- _ACTIVITY_:
Only the lines holding the string "Version" are needed; copy each of them from the data.

- _GIVEN ENTRIES_:
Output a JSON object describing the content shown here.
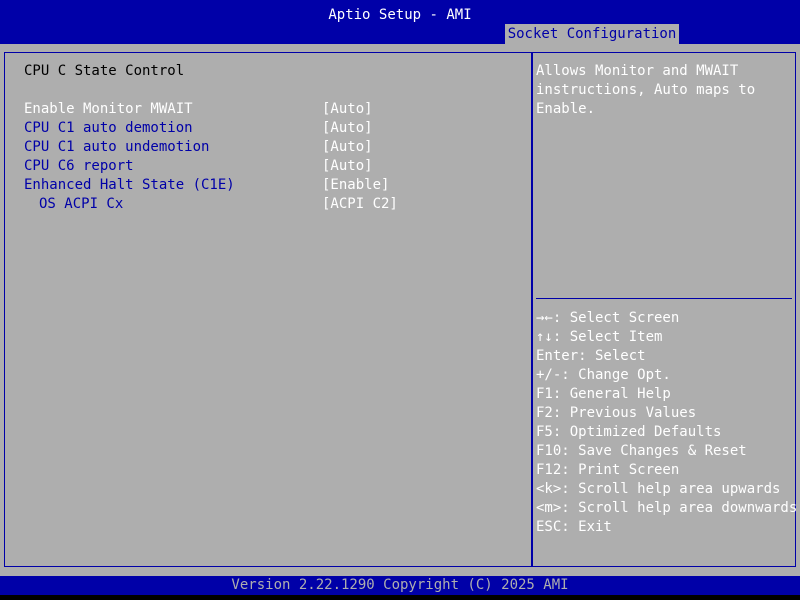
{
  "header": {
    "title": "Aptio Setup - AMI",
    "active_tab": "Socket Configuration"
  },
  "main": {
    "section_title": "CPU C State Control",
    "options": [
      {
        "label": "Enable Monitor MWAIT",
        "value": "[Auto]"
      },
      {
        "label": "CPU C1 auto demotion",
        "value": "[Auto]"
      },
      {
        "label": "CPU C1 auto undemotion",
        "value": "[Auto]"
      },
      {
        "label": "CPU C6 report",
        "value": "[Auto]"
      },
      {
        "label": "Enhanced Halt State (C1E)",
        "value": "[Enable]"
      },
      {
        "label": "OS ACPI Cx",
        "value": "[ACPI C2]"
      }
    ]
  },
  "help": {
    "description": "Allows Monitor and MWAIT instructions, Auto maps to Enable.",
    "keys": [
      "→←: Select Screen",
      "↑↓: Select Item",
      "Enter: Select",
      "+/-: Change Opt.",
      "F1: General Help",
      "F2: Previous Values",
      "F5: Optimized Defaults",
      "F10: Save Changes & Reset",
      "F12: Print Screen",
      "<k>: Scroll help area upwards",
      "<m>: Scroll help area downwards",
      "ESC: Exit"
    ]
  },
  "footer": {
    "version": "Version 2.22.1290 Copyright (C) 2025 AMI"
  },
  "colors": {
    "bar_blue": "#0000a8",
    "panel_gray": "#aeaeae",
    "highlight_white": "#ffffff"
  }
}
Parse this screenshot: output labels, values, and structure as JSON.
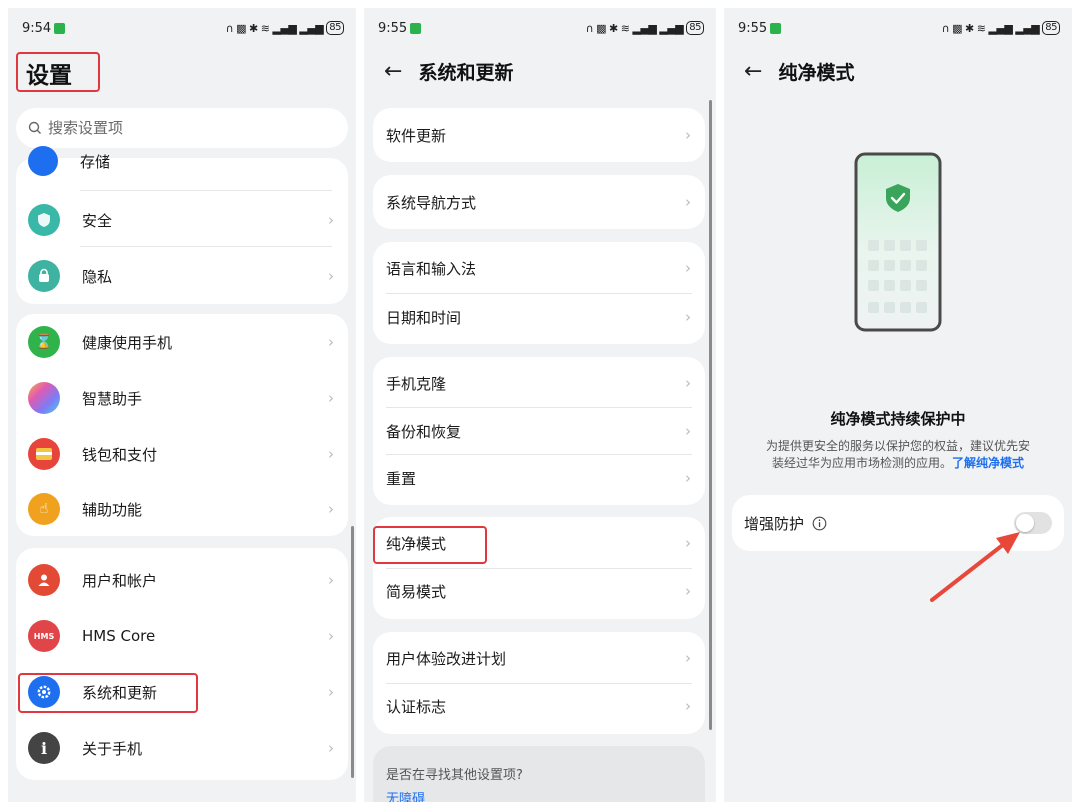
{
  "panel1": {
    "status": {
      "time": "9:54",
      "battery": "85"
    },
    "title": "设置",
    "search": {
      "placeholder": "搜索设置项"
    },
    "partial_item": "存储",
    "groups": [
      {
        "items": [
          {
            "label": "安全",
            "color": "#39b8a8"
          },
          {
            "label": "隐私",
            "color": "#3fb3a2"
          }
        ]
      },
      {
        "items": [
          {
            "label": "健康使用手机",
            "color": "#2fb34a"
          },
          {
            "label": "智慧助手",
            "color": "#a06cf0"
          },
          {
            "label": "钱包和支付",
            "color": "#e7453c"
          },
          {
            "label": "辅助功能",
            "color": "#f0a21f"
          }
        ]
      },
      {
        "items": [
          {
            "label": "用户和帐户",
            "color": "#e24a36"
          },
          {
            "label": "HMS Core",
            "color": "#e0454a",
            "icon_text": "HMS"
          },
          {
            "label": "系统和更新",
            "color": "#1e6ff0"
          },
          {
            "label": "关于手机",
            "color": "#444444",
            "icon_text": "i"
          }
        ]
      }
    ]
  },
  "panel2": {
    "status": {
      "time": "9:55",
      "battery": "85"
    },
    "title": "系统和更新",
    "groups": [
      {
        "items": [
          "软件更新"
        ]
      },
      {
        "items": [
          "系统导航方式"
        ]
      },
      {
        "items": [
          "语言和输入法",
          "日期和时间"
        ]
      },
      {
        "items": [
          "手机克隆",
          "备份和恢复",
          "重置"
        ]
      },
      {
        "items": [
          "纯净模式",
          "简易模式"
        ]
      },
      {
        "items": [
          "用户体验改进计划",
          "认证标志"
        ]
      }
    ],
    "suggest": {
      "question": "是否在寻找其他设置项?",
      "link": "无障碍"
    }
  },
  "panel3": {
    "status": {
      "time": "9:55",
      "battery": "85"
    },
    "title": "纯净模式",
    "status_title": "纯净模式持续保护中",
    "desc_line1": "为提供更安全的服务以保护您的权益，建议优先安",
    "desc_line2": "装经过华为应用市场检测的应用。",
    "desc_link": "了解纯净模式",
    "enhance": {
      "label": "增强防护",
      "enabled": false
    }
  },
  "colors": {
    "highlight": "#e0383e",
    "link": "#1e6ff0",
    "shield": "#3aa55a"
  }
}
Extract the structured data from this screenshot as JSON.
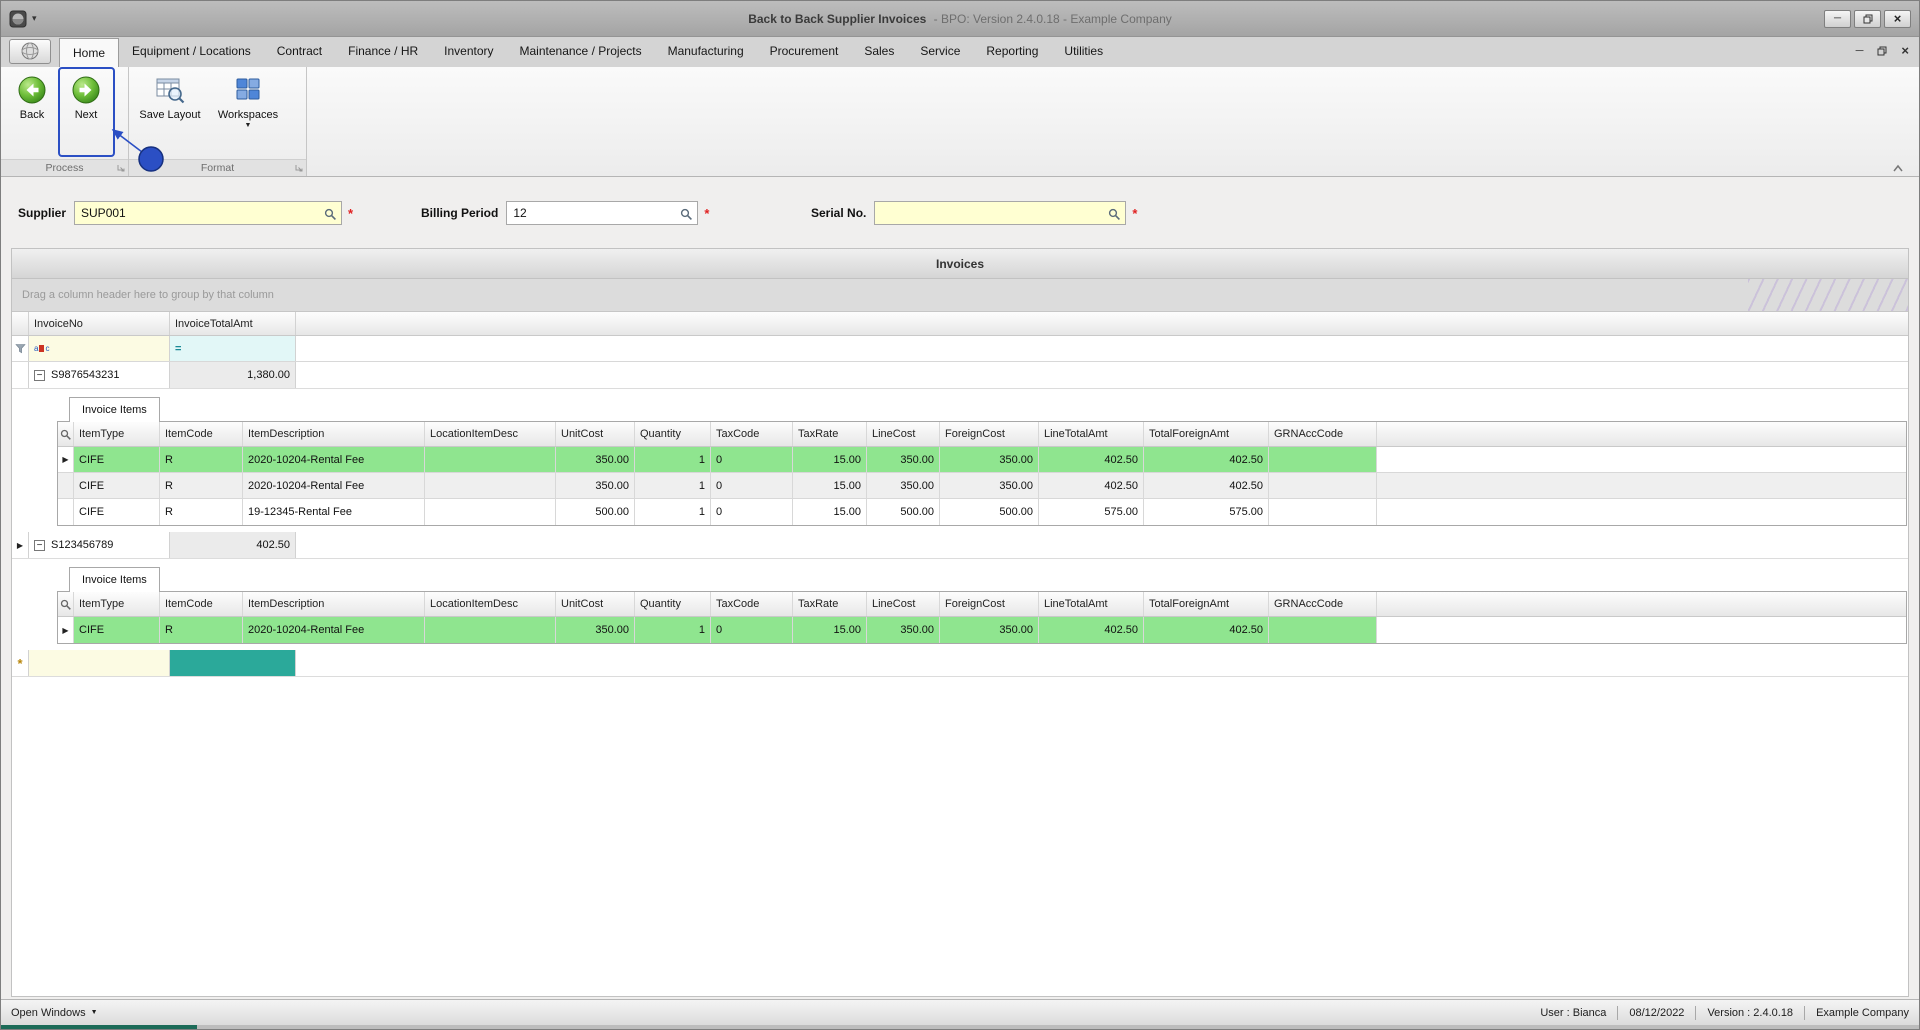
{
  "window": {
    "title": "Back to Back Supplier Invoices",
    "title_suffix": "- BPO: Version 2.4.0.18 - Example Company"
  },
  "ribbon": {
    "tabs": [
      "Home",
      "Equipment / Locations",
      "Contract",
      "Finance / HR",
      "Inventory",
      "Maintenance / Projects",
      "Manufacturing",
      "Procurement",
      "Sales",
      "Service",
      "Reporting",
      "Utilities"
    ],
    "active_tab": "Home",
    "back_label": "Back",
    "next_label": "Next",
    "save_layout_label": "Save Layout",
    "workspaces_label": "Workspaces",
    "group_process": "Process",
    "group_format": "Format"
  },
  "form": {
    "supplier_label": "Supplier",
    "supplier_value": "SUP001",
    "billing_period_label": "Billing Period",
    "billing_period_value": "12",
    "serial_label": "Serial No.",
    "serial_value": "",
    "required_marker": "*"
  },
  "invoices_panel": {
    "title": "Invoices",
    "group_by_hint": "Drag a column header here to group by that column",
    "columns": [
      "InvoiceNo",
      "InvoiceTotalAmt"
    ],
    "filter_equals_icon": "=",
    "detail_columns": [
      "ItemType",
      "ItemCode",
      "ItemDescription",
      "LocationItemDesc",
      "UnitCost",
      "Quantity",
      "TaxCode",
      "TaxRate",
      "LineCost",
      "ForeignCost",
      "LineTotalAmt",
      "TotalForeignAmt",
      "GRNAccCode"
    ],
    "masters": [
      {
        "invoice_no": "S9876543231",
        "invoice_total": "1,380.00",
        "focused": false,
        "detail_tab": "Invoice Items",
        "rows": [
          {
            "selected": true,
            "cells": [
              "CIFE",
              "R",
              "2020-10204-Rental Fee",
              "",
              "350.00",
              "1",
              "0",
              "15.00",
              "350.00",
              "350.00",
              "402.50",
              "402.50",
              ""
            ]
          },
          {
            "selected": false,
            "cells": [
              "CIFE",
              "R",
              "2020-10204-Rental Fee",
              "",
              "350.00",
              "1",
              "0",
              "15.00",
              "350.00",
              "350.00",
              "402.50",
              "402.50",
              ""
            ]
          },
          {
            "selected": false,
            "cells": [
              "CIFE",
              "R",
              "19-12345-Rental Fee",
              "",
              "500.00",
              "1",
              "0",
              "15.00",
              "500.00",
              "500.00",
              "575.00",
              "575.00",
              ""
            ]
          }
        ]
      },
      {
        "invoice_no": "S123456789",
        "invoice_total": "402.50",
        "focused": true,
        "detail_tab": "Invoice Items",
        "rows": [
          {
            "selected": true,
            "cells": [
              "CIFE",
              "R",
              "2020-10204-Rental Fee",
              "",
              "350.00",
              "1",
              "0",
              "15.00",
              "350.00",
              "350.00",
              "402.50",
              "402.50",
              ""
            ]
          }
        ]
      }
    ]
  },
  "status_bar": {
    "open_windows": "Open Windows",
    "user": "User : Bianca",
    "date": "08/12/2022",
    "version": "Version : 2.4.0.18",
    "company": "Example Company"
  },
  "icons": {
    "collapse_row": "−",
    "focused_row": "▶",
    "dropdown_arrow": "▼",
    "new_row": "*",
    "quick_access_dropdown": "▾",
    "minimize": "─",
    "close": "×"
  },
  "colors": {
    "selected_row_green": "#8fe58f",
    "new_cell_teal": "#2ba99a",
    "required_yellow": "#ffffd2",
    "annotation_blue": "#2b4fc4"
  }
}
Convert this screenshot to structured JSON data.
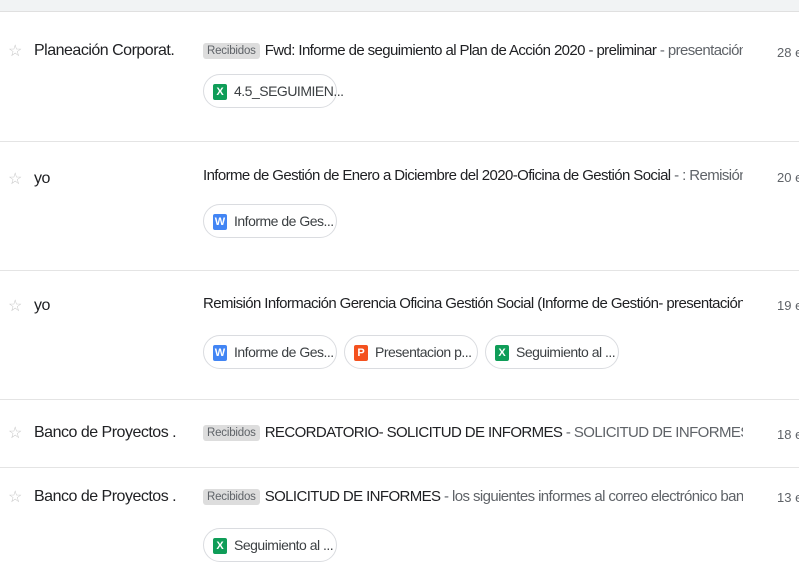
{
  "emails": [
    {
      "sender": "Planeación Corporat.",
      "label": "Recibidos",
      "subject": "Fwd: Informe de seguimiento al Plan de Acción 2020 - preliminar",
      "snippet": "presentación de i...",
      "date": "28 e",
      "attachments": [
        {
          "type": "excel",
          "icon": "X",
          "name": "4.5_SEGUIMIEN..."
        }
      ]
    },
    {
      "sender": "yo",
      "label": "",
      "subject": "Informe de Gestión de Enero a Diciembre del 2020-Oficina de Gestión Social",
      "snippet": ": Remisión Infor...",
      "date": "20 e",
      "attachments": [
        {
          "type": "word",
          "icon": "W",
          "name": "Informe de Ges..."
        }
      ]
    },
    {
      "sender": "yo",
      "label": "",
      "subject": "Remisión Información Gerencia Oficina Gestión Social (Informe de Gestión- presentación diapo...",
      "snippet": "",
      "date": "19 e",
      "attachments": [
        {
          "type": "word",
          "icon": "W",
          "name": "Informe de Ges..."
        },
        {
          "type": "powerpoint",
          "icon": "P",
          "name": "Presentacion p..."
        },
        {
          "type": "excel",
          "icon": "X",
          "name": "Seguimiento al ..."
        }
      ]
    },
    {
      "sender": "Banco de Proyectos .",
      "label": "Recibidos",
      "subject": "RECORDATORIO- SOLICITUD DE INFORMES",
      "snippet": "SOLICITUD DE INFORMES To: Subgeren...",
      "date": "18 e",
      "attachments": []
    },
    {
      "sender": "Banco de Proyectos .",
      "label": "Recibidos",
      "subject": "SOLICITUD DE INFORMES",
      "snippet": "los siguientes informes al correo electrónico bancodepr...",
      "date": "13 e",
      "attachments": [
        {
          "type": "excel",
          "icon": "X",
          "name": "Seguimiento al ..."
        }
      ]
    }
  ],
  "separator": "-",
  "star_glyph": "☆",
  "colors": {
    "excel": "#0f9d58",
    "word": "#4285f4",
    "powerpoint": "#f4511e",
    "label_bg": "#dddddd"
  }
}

- _EXERCISE OUTPUT_:
    "version": "Version 2.22.1290 Copyright (C) 2025 AMI"
    "title_suffix": "- BPO: Version 2.4.0.18 - Example Company"
    "version": "Version : 2.4.0.18",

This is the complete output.